● What is required:
Below is a set of records, and all of them should be retyped exactly, minus the pictures.

● Dataset records:
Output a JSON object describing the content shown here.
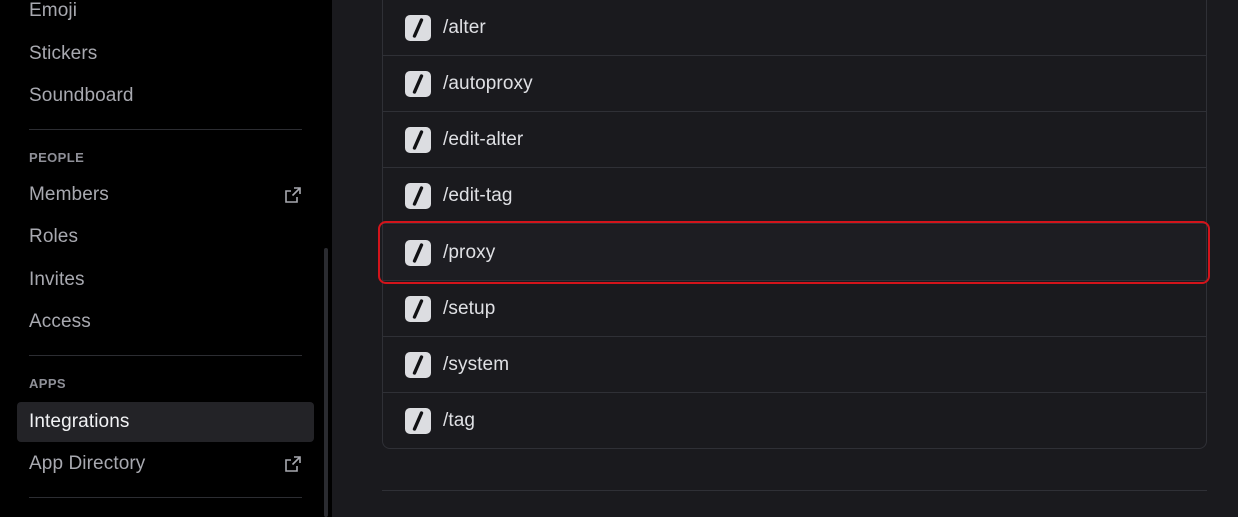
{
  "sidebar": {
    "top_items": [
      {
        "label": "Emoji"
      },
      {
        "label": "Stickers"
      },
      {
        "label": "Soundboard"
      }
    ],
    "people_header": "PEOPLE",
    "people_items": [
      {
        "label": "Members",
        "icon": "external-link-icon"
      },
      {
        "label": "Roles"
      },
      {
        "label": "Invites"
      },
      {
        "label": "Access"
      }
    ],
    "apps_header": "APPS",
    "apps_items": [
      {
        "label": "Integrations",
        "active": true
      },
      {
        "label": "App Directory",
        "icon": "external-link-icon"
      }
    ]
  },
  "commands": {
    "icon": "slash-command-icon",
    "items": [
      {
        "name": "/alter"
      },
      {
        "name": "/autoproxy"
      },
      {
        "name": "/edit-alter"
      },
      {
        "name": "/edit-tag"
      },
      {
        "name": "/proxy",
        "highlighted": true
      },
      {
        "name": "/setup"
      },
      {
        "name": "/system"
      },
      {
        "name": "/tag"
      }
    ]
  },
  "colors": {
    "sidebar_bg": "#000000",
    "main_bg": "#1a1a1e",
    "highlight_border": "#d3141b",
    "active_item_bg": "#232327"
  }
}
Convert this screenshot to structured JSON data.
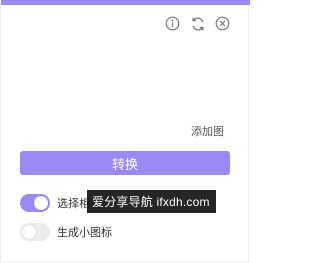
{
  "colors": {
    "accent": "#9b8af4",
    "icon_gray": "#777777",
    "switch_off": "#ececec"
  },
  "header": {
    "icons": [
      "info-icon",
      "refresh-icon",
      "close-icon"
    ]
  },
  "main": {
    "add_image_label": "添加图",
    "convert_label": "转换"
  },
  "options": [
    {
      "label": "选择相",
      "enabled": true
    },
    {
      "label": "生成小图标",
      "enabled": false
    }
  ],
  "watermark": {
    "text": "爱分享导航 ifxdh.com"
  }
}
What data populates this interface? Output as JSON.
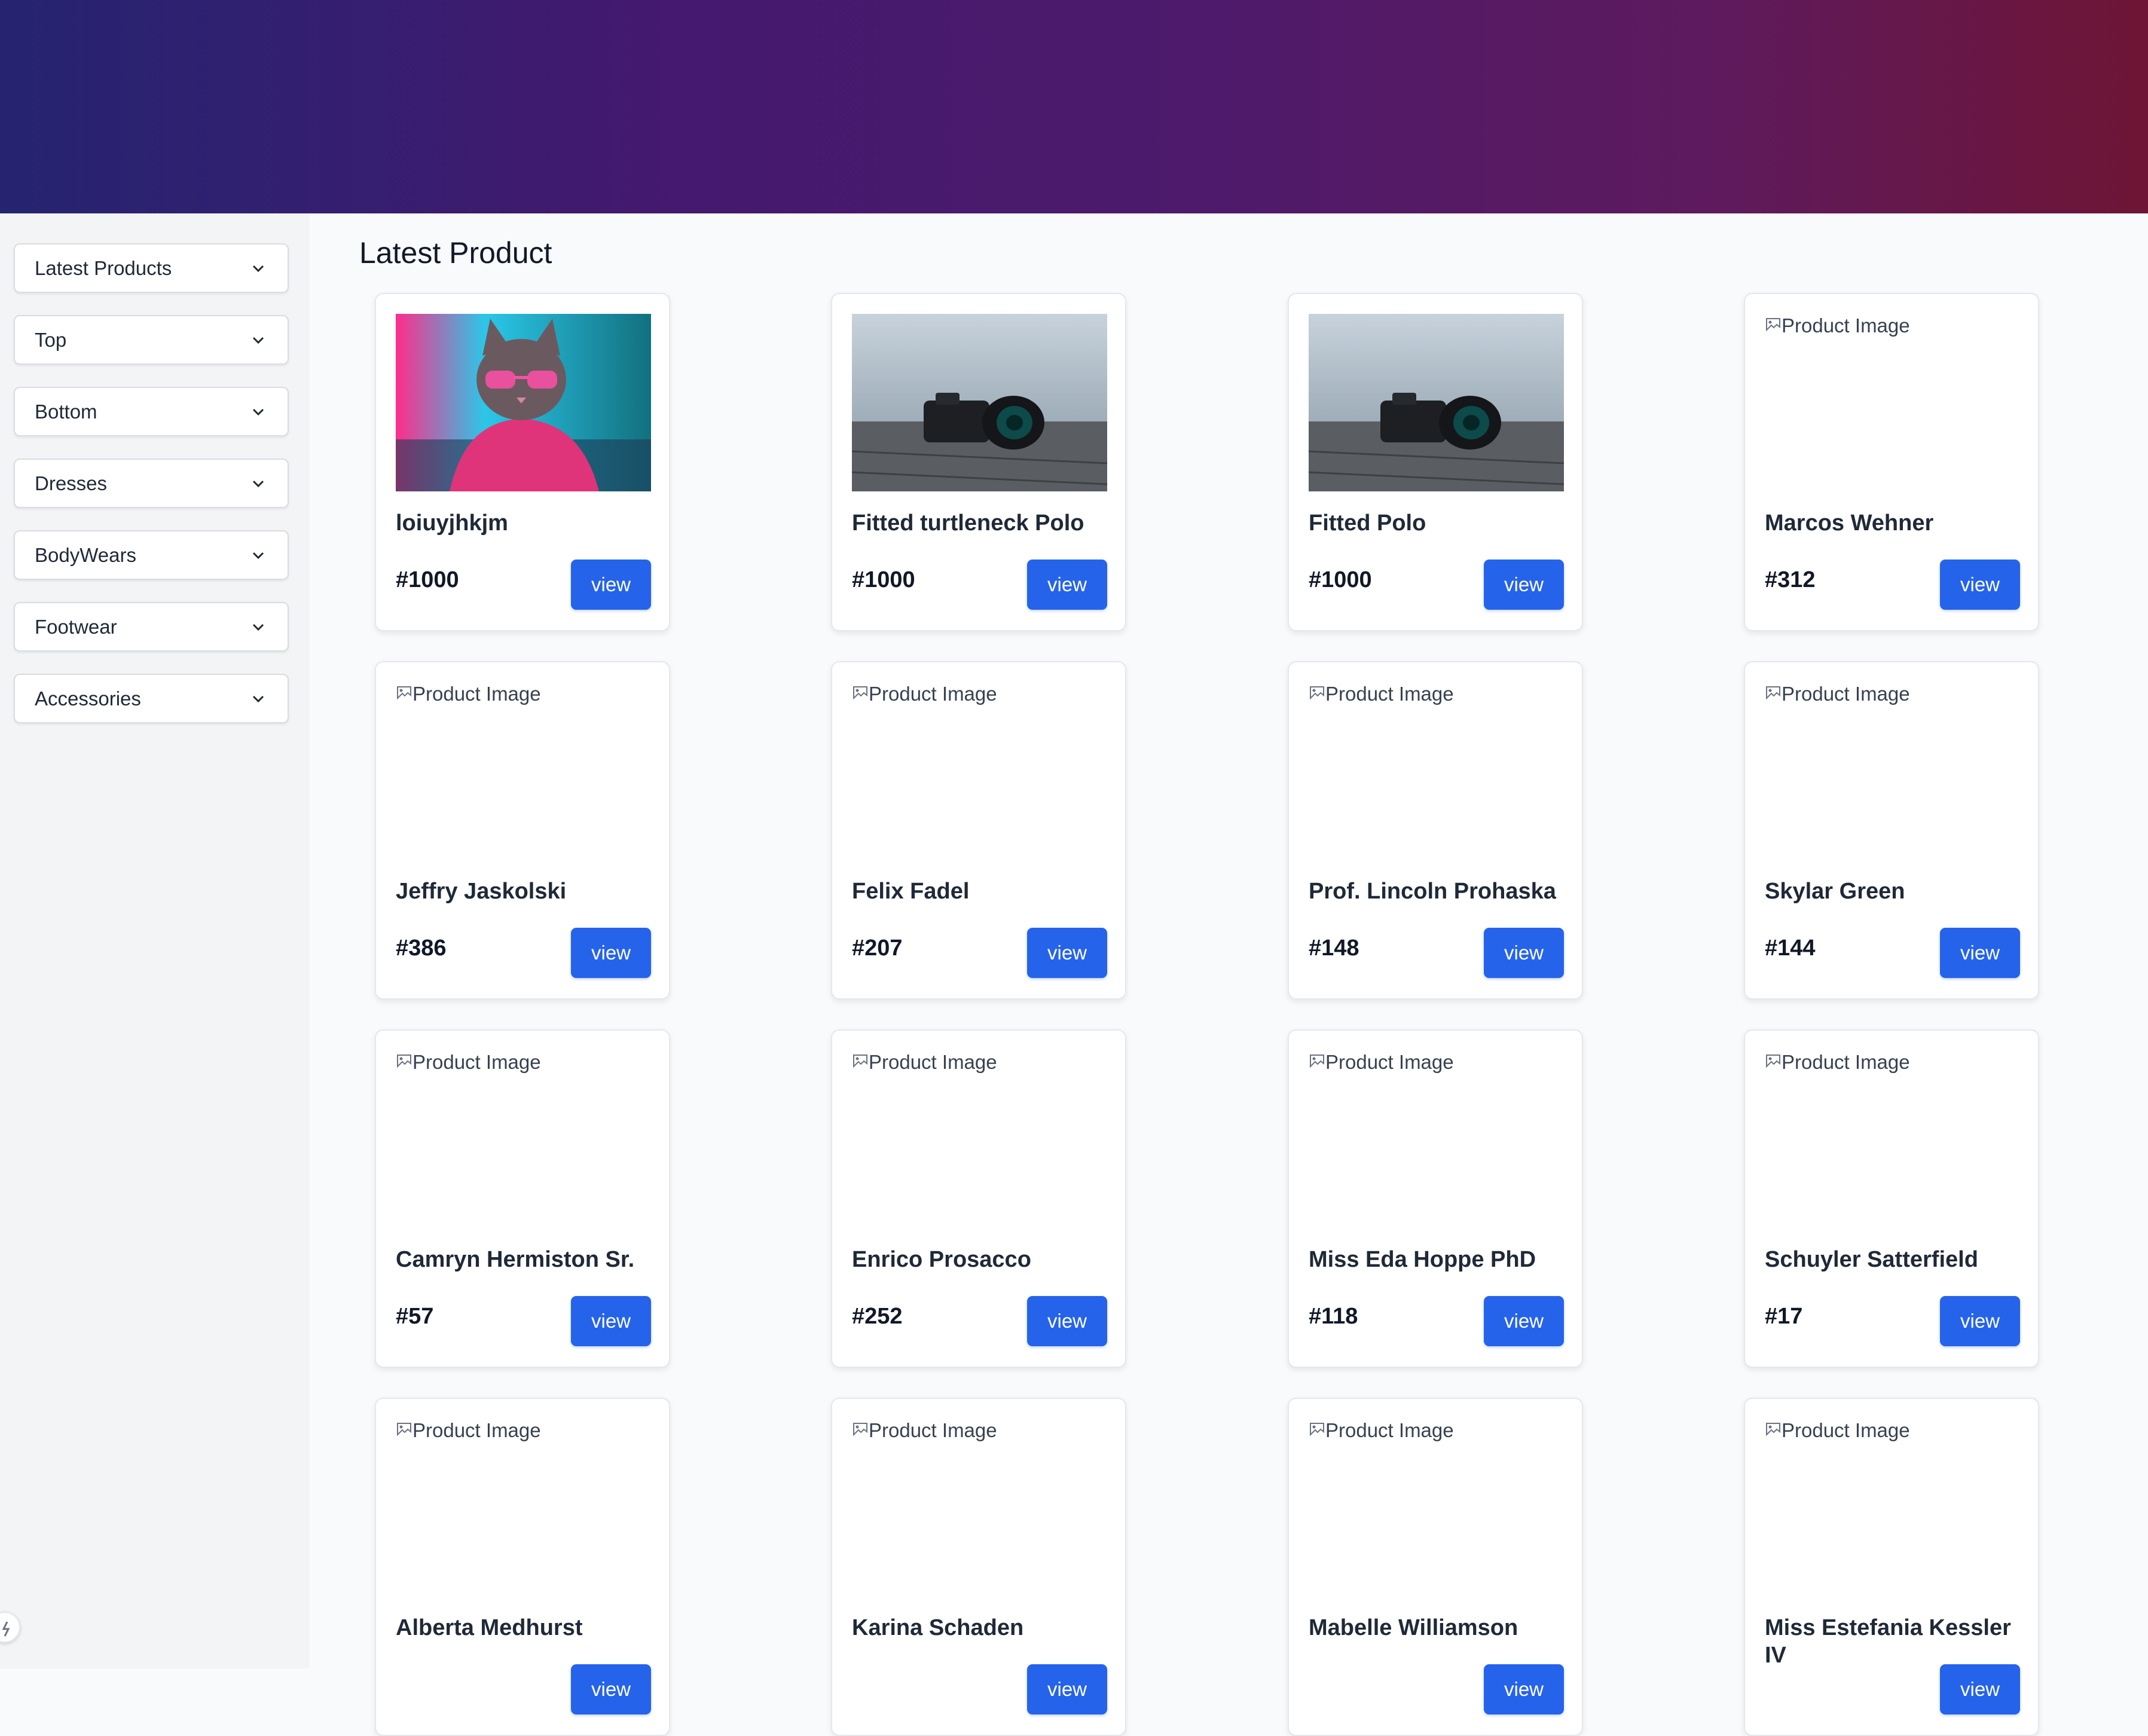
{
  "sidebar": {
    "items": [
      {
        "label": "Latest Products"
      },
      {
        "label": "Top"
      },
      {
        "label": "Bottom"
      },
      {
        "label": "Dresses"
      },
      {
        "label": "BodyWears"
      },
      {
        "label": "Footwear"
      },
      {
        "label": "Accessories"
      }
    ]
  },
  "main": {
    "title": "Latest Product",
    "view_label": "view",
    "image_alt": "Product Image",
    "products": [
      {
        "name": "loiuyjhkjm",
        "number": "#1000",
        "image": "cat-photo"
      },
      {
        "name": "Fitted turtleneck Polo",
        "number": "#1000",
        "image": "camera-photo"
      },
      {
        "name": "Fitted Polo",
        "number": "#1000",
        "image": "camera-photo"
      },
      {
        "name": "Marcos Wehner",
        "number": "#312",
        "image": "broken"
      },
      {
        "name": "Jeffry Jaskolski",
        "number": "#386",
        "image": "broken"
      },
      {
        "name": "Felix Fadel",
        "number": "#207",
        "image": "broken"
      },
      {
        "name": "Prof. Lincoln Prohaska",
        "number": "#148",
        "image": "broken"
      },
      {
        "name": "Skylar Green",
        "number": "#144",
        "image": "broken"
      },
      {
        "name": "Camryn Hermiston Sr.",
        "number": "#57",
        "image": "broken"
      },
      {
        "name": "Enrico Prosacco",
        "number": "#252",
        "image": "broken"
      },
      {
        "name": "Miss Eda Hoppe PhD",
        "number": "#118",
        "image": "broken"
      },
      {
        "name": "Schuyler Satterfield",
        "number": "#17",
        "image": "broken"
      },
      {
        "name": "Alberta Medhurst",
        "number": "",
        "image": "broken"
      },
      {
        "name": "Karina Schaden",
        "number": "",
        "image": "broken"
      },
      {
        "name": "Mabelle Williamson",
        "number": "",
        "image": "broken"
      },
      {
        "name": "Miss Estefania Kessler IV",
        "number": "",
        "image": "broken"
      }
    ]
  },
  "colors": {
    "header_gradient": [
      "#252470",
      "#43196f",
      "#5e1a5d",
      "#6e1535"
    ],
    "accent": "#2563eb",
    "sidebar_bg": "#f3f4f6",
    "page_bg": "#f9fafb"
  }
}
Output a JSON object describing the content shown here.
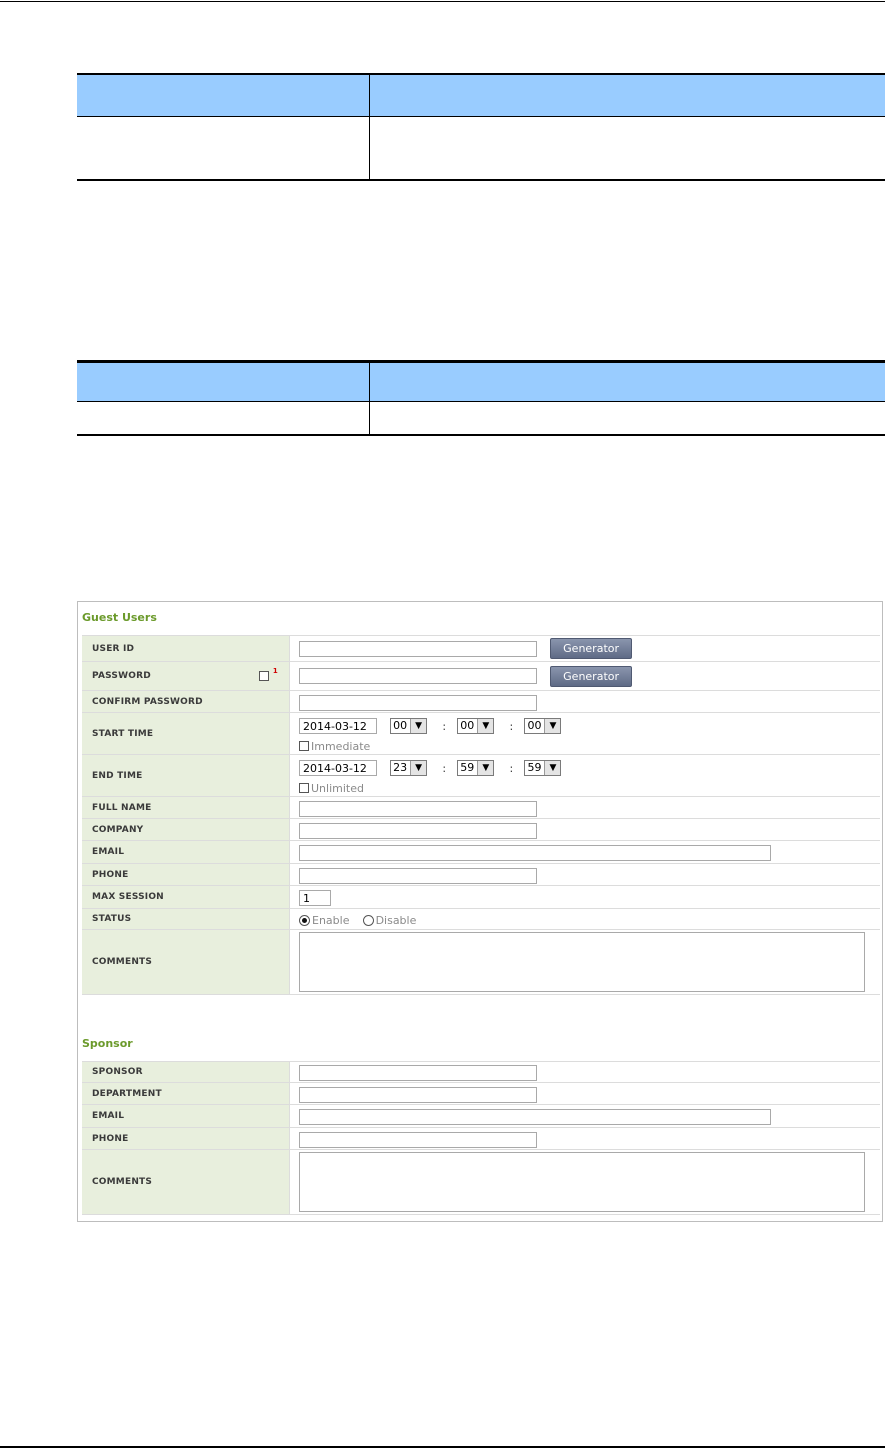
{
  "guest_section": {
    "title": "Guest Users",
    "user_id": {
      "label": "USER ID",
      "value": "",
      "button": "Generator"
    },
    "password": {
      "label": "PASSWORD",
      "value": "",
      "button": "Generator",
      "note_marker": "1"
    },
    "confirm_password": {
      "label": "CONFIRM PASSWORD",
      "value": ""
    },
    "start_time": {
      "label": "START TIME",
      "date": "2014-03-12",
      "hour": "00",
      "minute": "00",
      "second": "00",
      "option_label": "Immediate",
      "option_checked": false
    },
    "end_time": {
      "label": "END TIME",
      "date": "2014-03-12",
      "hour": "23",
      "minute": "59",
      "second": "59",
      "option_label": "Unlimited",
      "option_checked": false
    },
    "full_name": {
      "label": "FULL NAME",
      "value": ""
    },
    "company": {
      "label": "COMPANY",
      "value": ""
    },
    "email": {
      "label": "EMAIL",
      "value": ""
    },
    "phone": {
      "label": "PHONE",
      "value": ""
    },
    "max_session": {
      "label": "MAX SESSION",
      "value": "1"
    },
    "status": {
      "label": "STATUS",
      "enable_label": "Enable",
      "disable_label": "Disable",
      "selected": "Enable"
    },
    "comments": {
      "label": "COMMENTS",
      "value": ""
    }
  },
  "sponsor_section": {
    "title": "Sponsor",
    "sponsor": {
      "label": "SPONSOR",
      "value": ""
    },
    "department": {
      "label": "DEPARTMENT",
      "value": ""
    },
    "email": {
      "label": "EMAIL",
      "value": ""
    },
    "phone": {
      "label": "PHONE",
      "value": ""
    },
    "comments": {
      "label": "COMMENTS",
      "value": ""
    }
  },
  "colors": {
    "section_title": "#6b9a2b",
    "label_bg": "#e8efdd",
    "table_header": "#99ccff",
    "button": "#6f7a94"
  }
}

● Answer section:
Output a JSON object describing the content shown here.
{
  "sidebar": {
    "top_items": [
      {
        "label": "Emoji"
      },
      {
        "label": "Stickers"
      },
      {
        "label": "Soundboard"
      }
    ],
    "people_header": "PEOPLE",
    "people_items": [
      {
        "label": "Members",
        "icon": "external-link-icon"
      },
      {
        "label": "Roles"
      },
      {
        "label": "Invites"
      },
      {
        "label": "Access"
      }
    ],
    "apps_header": "APPS",
    "apps_items": [
      {
        "label": "Integrations",
        "active": true
      },
      {
        "label": "App Directory",
        "icon": "external-link-icon"
      }
    ]
  },
  "commands": {
    "icon": "slash-command-icon",
    "items": [
      {
        "name": "/alter"
      },
      {
        "name": "/autoproxy"
      },
      {
        "name": "/edit-alter"
      },
      {
        "name": "/edit-tag"
      },
      {
        "name": "/proxy",
        "highlighted": true
      },
      {
        "name": "/setup"
      },
      {
        "name": "/system"
      },
      {
        "name": "/tag"
      }
    ]
  },
  "colors": {
    "sidebar_bg": "#000000",
    "main_bg": "#1a1a1e",
    "highlight_border": "#d3141b",
    "active_item_bg": "#232327"
  }
}
Convert this screenshot to structured JSON data.
{
  "colors": {
    "accent": "#9b8af4",
    "icon_gray": "#777777",
    "switch_off": "#ececec"
  },
  "header": {
    "icons": [
      "info-icon",
      "refresh-icon",
      "close-icon"
    ]
  },
  "main": {
    "add_image_label": "添加图",
    "convert_label": "转换"
  },
  "options": [
    {
      "label": "选择相",
      "enabled": true
    },
    {
      "label": "生成小图标",
      "enabled": false
    }
  ],
  "watermark": {
    "text": "爱分享导航 ifxdh.com"
  }
}
What data populates this interface? Output as JSON.
{
  "sidebar": {
    "items": [
      {
        "label": "Latest Products"
      },
      {
        "label": "Top"
      },
      {
        "label": "Bottom"
      },
      {
        "label": "Dresses"
      },
      {
        "label": "BodyWears"
      },
      {
        "label": "Footwear"
      },
      {
        "label": "Accessories"
      }
    ]
  },
  "main": {
    "title": "Latest Product",
    "view_label": "view",
    "image_alt": "Product Image",
    "products": [
      {
        "name": "loiuyjhkjm",
        "number": "#1000",
        "image": "cat-photo"
      },
      {
        "name": "Fitted turtleneck Polo",
        "number": "#1000",
        "image": "camera-photo"
      },
      {
        "name": "Fitted Polo",
        "number": "#1000",
        "image": "camera-photo"
      },
      {
        "name": "Marcos Wehner",
        "number": "#312",
        "image": "broken"
      },
      {
        "name": "Jeffry Jaskolski",
        "number": "#386",
        "image": "broken"
      },
      {
        "name": "Felix Fadel",
        "number": "#207",
        "image": "broken"
      },
      {
        "name": "Prof. Lincoln Prohaska",
        "number": "#148",
        "image": "broken"
      },
      {
        "name": "Skylar Green",
        "number": "#144",
        "image": "broken"
      },
      {
        "name": "Camryn Hermiston Sr.",
        "number": "#57",
        "image": "broken"
      },
      {
        "name": "Enrico Prosacco",
        "number": "#252",
        "image": "broken"
      },
      {
        "name": "Miss Eda Hoppe PhD",
        "number": "#118",
        "image": "broken"
      },
      {
        "name": "Schuyler Satterfield",
        "number": "#17",
        "image": "broken"
      },
      {
        "name": "Alberta Medhurst",
        "number": "",
        "image": "broken"
      },
      {
        "name": "Karina Schaden",
        "number": "",
        "image": "broken"
      },
      {
        "name": "Mabelle Williamson",
        "number": "",
        "image": "broken"
      },
      {
        "name": "Miss Estefania Kessler IV",
        "number": "",
        "image": "broken"
      }
    ]
  },
  "colors": {
    "header_gradient": [
      "#252470",
      "#43196f",
      "#5e1a5d",
      "#6e1535"
    ],
    "accent": "#2563eb",
    "sidebar_bg": "#f3f4f6",
    "page_bg": "#f9fafb"
  }
}
Output a JSON object describing the content shown here.
{
  "guest_section": {
    "title": "Guest Users",
    "user_id": {
      "label": "USER ID",
      "value": "",
      "button": "Generator"
    },
    "password": {
      "label": "PASSWORD",
      "value": "",
      "button": "Generator",
      "note_marker": "1"
    },
    "confirm_password": {
      "label": "CONFIRM PASSWORD",
      "value": ""
    },
    "start_time": {
      "label": "START TIME",
      "date": "2014-03-12",
      "hour": "00",
      "minute": "00",
      "second": "00",
      "option_label": "Immediate",
      "option_checked": false
    },
    "end_time": {
      "label": "END TIME",
      "date": "2014-03-12",
      "hour": "23",
      "minute": "59",
      "second": "59",
      "option_label": "Unlimited",
      "option_checked": false
    },
    "full_name": {
      "label": "FULL NAME",
      "value": ""
    },
    "company": {
      "label": "COMPANY",
      "value": ""
    },
    "email": {
      "label": "EMAIL",
      "value": ""
    },
    "phone": {
      "label": "PHONE",
      "value": ""
    },
    "max_session": {
      "label": "MAX SESSION",
      "value": "1"
    },
    "status": {
      "label": "STATUS",
      "enable_label": "Enable",
      "disable_label": "Disable",
      "selected": "Enable"
    },
    "comments": {
      "label": "COMMENTS",
      "value": ""
    }
  },
  "sponsor_section": {
    "title": "Sponsor",
    "sponsor": {
      "label": "SPONSOR",
      "value": ""
    },
    "department": {
      "label": "DEPARTMENT",
      "value": ""
    },
    "email": {
      "label": "EMAIL",
      "value": ""
    },
    "phone": {
      "label": "PHONE",
      "value": ""
    },
    "comments": {
      "label": "COMMENTS",
      "value": ""
    }
  },
  "colors": {
    "section_title": "#6b9a2b",
    "label_bg": "#e8efdd",
    "table_header": "#99ccff",
    "button": "#6f7a94"
  }
}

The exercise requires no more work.